Exercise aim: What lines of the material hold the string "qualification"? Pull each of them out.

The records:
⁂
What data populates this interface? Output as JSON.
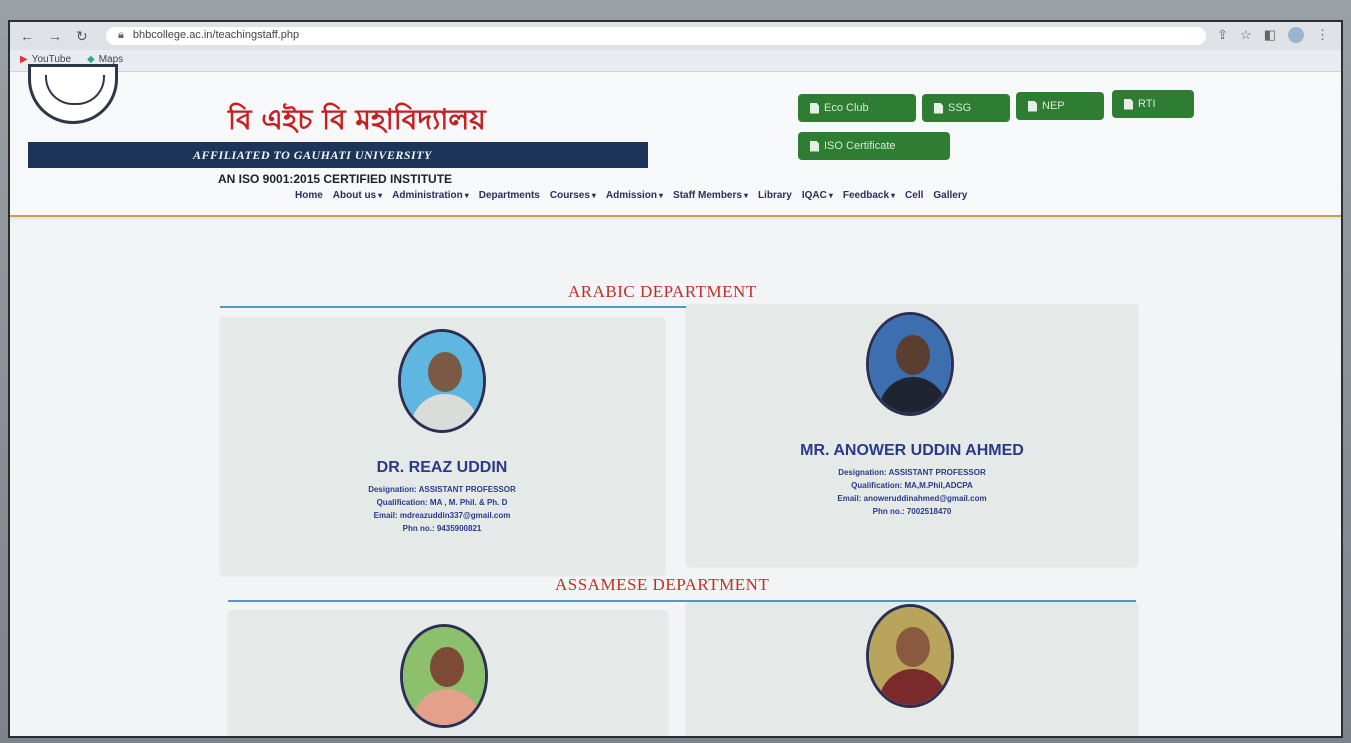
{
  "browser": {
    "url": "bhbcollege.ac.in/teachingstaff.php",
    "bookmarks": [
      "YouTube",
      "Maps"
    ]
  },
  "header": {
    "college_name": "বি এইচ বি মহাবিদ্যালয়",
    "affiliation": "AFFILIATED TO GAUHATI UNIVERSITY",
    "iso": "AN ISO 9001:2015 CERTIFIED INSTITUTE",
    "buttons": {
      "eco": "Eco Club",
      "ssg": "SSG",
      "nep": "NEP",
      "rti": "RTI",
      "iso_cert": "ISO Certificate"
    }
  },
  "menu": {
    "home": "Home",
    "about": "About us",
    "administration": "Administration",
    "departments": "Departments",
    "courses": "Courses",
    "admission": "Admission",
    "staff": "Staff Members",
    "library": "Library",
    "iqac": "IQAC",
    "feedback": "Feedback",
    "cell": "Cell",
    "gallery": "Gallery"
  },
  "departments": [
    {
      "title": "ARABIC DEPARTMENT",
      "teachers": [
        {
          "name": "DR. REAZ UDDIN",
          "designation": "Designation: ASSISTANT PROFESSOR",
          "qualification": "Qualification: MA , M. Phil. & Ph. D",
          "email": "Email: mdreazuddin337@gmail.com",
          "phone": "Phn no.: 9435900821"
        },
        {
          "name": "MR. ANOWER UDDIN AHMED",
          "designation": "Designation: ASSISTANT PROFESSOR",
          "qualification": "Qualification: MA,M.Phil,ADCPA",
          "email": "Email: anoweruddinahmed@gmail.com",
          "phone": "Phn no.: 7002518470"
        }
      ]
    },
    {
      "title": "ASSAMESE DEPARTMENT",
      "teachers": []
    }
  ]
}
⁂
Response to this exercise:
          "qualification": "Qualification: MA , M. Phil. & Ph. D",
          "qualification": "Qualification: MA,M.Phil,ADCPA",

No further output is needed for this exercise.